That's enough to start with...

Anonymous said...

You would be amazed at how many people don't hold their flatware properly, grasping knives and forks like one would hold a railroad spike or billy club.

That's a peeve of mine.

Travis Cody said...

Gosh! I don't do any of it properly.

Well...I do get the food in my mouth without spilling it down my front. So I guess that's something.

Pat @ Mille Fiori Favoriti said...

I always dislike how waiters rush the dishes off the table while others at the table are still eating. So rude of them.

Gattina said...

It's absolutely right, lol ! and it is very impolite to the ellbow on the table and arms in your lap. I have read several times in European Newspapers that Americans have no table manners, even personalities. Because they simply ignore that you have them but different !

Felisol said...

Now, so this is why the Americans eat "tines- up".
I've always wondered, but am ashamed to admit, I never caught the Fork switching moment.
I eat Continental, which can be tricky, when small green peas keep falling off the backside of the fork.
Guess the Americans have a more practical attitude to "good manners"
Get the food where it is supposed to go.

Robin said...

My father was taught to eat by his European parents (who admitted to thinking that Americans ate like barbarians) while my mother was taught by her American-born ones.

This became a real source of (only semi goodhearted) contention when it was time to teach the children how to feed themselves. We ended up eating basically continental style (no fork switching) but we do keep the fork right side up for things that would otherwise fall off ;).
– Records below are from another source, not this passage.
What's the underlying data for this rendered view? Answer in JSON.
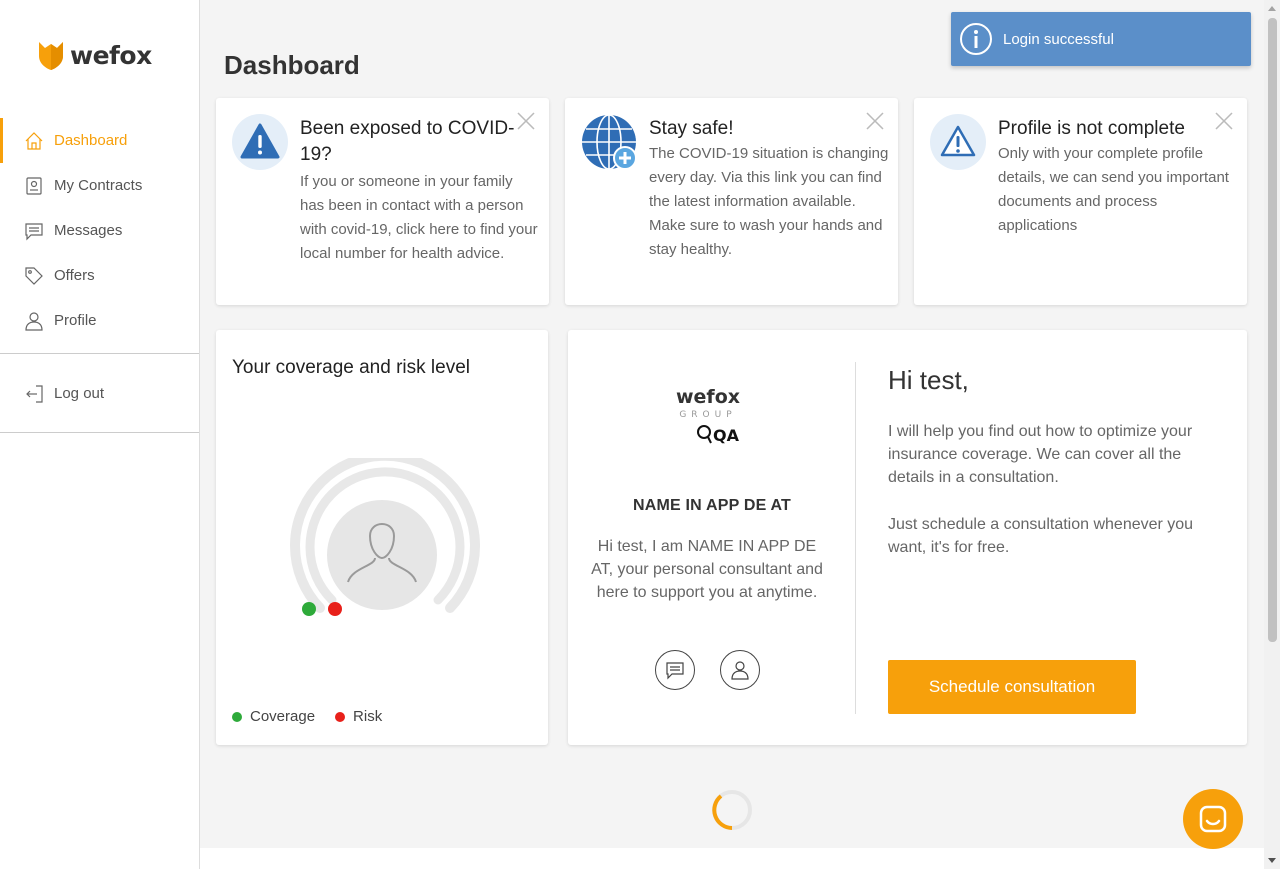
{
  "brand": {
    "name": "wefox",
    "accent": "#f7a00b",
    "info_blue": "#5b8fc9"
  },
  "sidebar": {
    "items": [
      {
        "label": "Dashboard",
        "icon": "home-icon",
        "active": true
      },
      {
        "label": "My Contracts",
        "icon": "contract-icon",
        "active": false
      },
      {
        "label": "Messages",
        "icon": "message-icon",
        "active": false
      },
      {
        "label": "Offers",
        "icon": "tag-icon",
        "active": false
      },
      {
        "label": "Profile",
        "icon": "user-icon",
        "active": false
      }
    ],
    "logout_label": "Log out"
  },
  "page": {
    "title": "Dashboard"
  },
  "alerts": [
    {
      "title": "Been exposed to COVID-19?",
      "body": "If you or someone in your family has been in contact with a person with covid-19, click here to find your local number for health advice.",
      "icon": "warning-icon"
    },
    {
      "title": "Stay safe!",
      "body": "The COVID-19 situation is changing every day. Via this link you can find the latest information available. Make sure to wash your hands and stay healthy.",
      "icon": "globe-plus-icon"
    },
    {
      "title": "Profile is not complete",
      "body": "Only with your complete profile details, we can send you important documents and process applications",
      "icon": "warning-outline-icon"
    }
  ],
  "coverage": {
    "title": "Your coverage and risk level",
    "legend": {
      "coverage": "Coverage",
      "risk": "Risk"
    },
    "colors": {
      "coverage": "#2eaa3a",
      "risk": "#e8201a"
    }
  },
  "consultant": {
    "logo_text": "wefox",
    "logo_sub": "GROUP",
    "logo_tag": "QA",
    "name": "NAME IN APP DE AT",
    "intro": "Hi test, I am NAME IN APP DE AT, your personal consultant and here to support you at anytime.",
    "greeting": "Hi test,",
    "pitch_1": "I will help you find out how to optimize your insurance coverage. We can cover all the details in a consultation.",
    "pitch_2": "Just schedule a consultation whenever you want, it's for free.",
    "cta": "Schedule consultation"
  },
  "toast": {
    "message": "Login successful",
    "icon": "info-icon"
  }
}
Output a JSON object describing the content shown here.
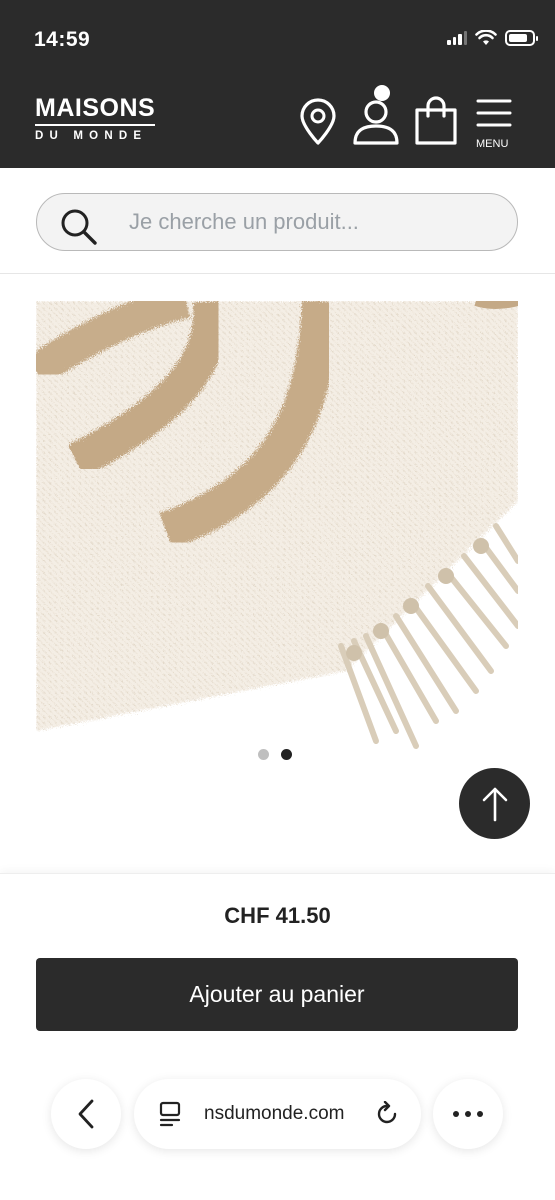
{
  "status_bar": {
    "time": "14:59",
    "icons": [
      "signal-icon",
      "wifi-icon",
      "battery-icon"
    ]
  },
  "header": {
    "logo_main": "MAISONS",
    "logo_sub": "DU MONDE",
    "icons": [
      "location-pin-icon",
      "account-icon",
      "shopping-bag-icon",
      "hamburger-menu-icon"
    ],
    "menu_label": "MENU",
    "background": "#2b2b2b"
  },
  "search": {
    "placeholder": "Je cherche un produit...",
    "value": ""
  },
  "product": {
    "image_alt": "rug-photo",
    "carousel": {
      "count": 2,
      "active_index": 2
    },
    "price": "CHF 41.50",
    "add_to_cart_label": "Ajouter au panier"
  },
  "browser_bar": {
    "url": "nsdumonde.com",
    "buttons": [
      "back-icon",
      "tabs-icon",
      "reload-icon",
      "more-icon"
    ]
  },
  "colors": {
    "dark": "#2b2b2b",
    "rug_cream": "#f3ece2",
    "rug_stripe": "#c9b08f"
  }
}
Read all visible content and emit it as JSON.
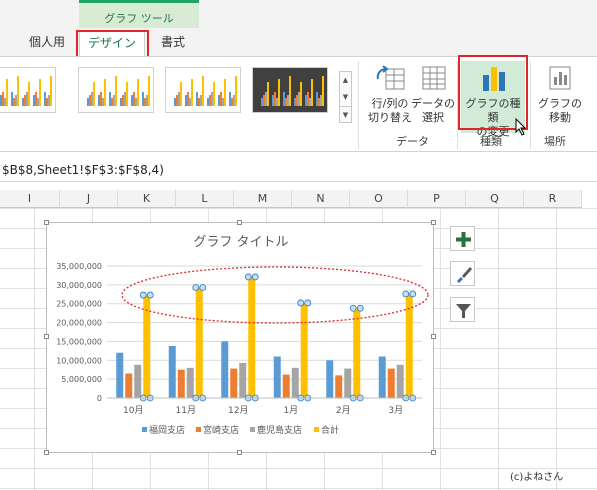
{
  "ribbon": {
    "tool_group_label": "グラフ ツール",
    "tabs": [
      {
        "label": "個人用"
      },
      {
        "label": "デザイン",
        "active": true
      },
      {
        "label": "書式"
      }
    ],
    "buttons": {
      "switch_row_col": [
        "行/列の",
        "切り替え"
      ],
      "select_data": [
        "データの",
        "選択"
      ],
      "change_type": [
        "グラフの種類",
        "の変更"
      ],
      "move_chart": [
        "グラフの",
        "移動"
      ]
    },
    "groups": {
      "data": "データ",
      "type": "種類",
      "location": "場所"
    }
  },
  "formula_bar": {
    "text": "$B$8,Sheet1!$F$3:$F$8,4)"
  },
  "columns": [
    "I",
    "J",
    "K",
    "L",
    "M",
    "N",
    "O",
    "P",
    "Q",
    "R"
  ],
  "chart_data": {
    "type": "bar",
    "title": "グラフ タイトル",
    "categories": [
      "10月",
      "11月",
      "12月",
      "1月",
      "2月",
      "3月"
    ],
    "y_ticks": [
      "35,000,000",
      "30,000,000",
      "25,000,000",
      "20,000,000",
      "15,000,000",
      "10,000,000",
      "5,000,000",
      "0"
    ],
    "ylim": [
      0,
      35000000
    ],
    "legend_position": "bottom",
    "series": [
      {
        "name": "福岡支店",
        "color": "#5b9bd5",
        "values": [
          12000000,
          13800000,
          15000000,
          11000000,
          10000000,
          11000000
        ]
      },
      {
        "name": "宮崎支店",
        "color": "#ed7d31",
        "values": [
          6500000,
          7500000,
          7800000,
          6200000,
          6000000,
          7800000
        ]
      },
      {
        "name": "鹿児島支店",
        "color": "#a5a5a5",
        "values": [
          8800000,
          8000000,
          9300000,
          8000000,
          7800000,
          8800000
        ]
      },
      {
        "name": "合計",
        "color": "#ffc000",
        "values": [
          27300000,
          29300000,
          32100000,
          25200000,
          23800000,
          27600000
        ]
      }
    ]
  },
  "credit": "(c)よねさん"
}
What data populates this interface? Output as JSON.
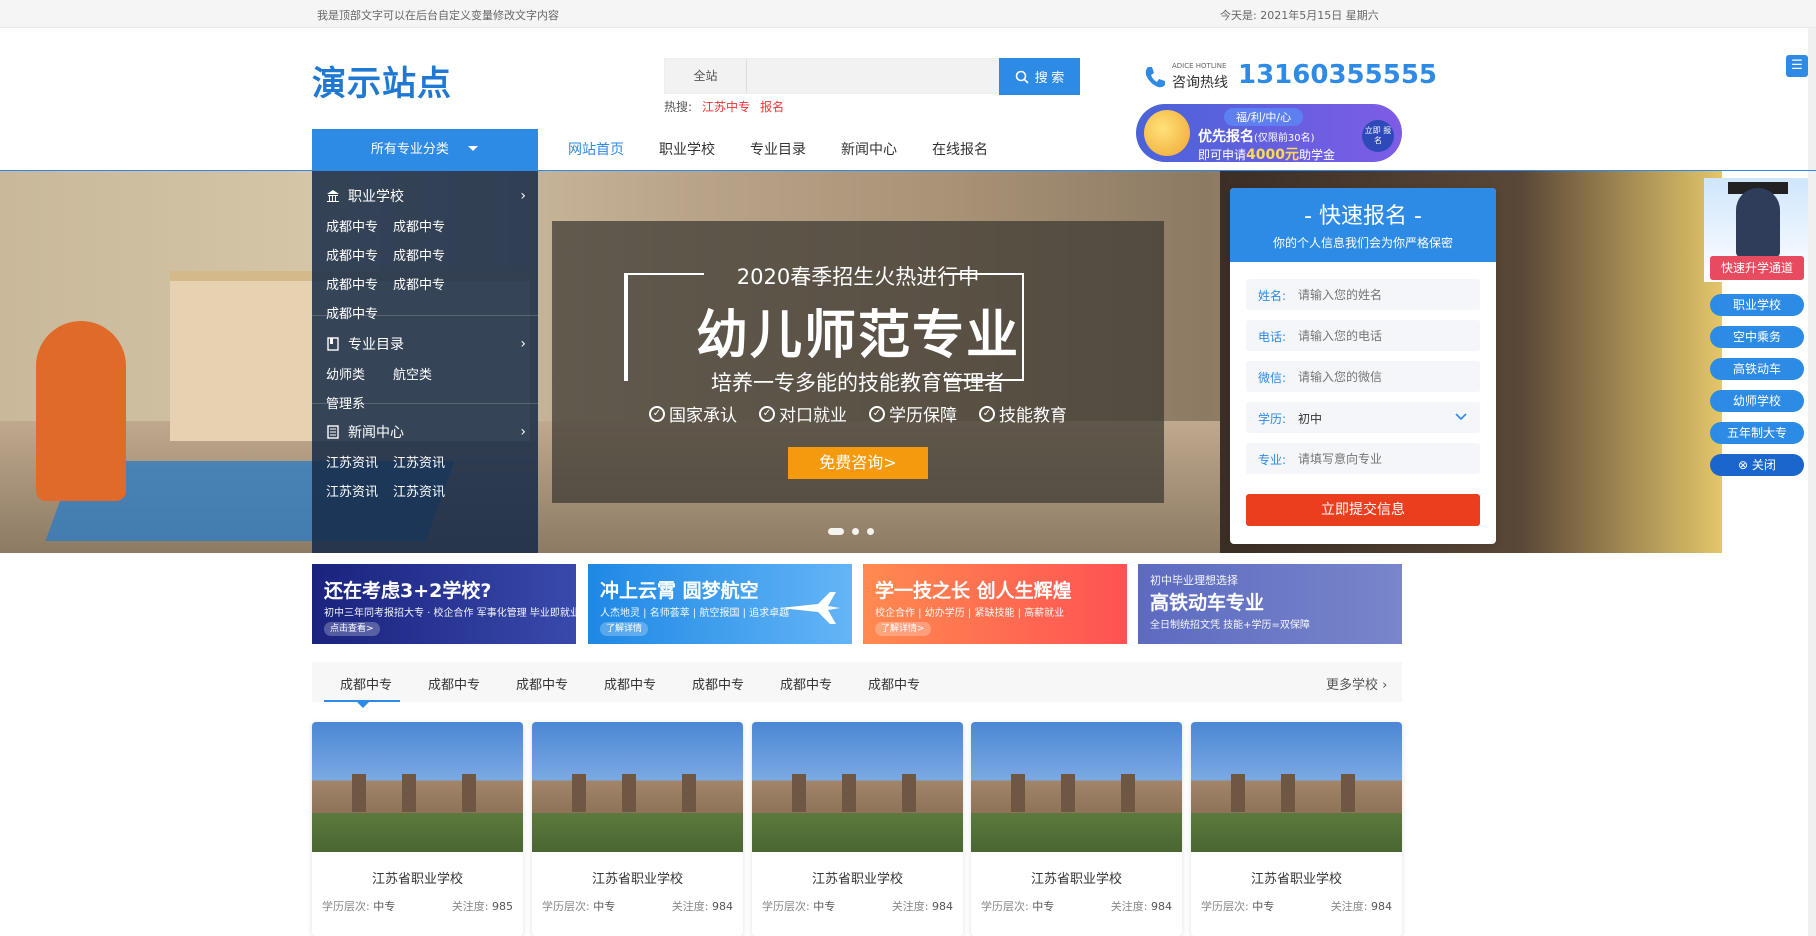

As for the photo, there should definitely not be dirty flatware on the table, and obviously the cigarette hanging off the edge is a no-no.

Queen-Size funny bone said...

I love the waiter signals.. I do the finish signal.

Akelamalu said...

I was taught the continental (British) way. I'm amazed at how many people don't know how to use a knife and fork - it was very evident on the cruise - people holding their knife and fork like building tools rather than eating implements. I just can't watch, it winds me up!

Stephanie V said...

I, too, was taught by my mother the Proper Way To Eat at Table. When I married a European, he kindly (!) introduced the Other Way which I admit is more elegant.

Spadoman said...

The interesting thing about this for is the fact that if I start to do this, either American OR Continental, I'll probably spend so much time thinking about it that I'll eat less and lose a few pounds! I'll try it. Besides, my fingertips won't get so greasy using the utensils.
Now, is that a three or four tined fork?

Peace to all.

Nancy said...

I was taught the American use of the knife and fork. But it wasn't until I was a History Major in college did I know why Americans use their knife and fork the American way. It dates back to the American War of Independence. People in the 13 colonies were either Patriots or Loyalists (loyal to the King of England). When the Patriots were out riding around America drumming up support for the Revolution they needed a way to tell who were the Patriots and who were the Loyalists. So the American way of using a knife and fork was born! And to quote Paul Harvey..."and now you know the rest of the story!"

oldgold33 said...

In the picture: bread should be sliced and served in a shallow bowl, knife should be on the plate, fork is tines-down, cigar doesn't belong on the table nor do the matchbook, spent match, ashes or the wine corkscrew or wine bottles. The cognac decantor is ok.

I grew up in the U.S. and was taught the American eating style. After observing my British daughter-in-law using the continental style I'm teaching myself that style as I think it is more efficient and certainly more graceful!

Thanks for posring a clear description.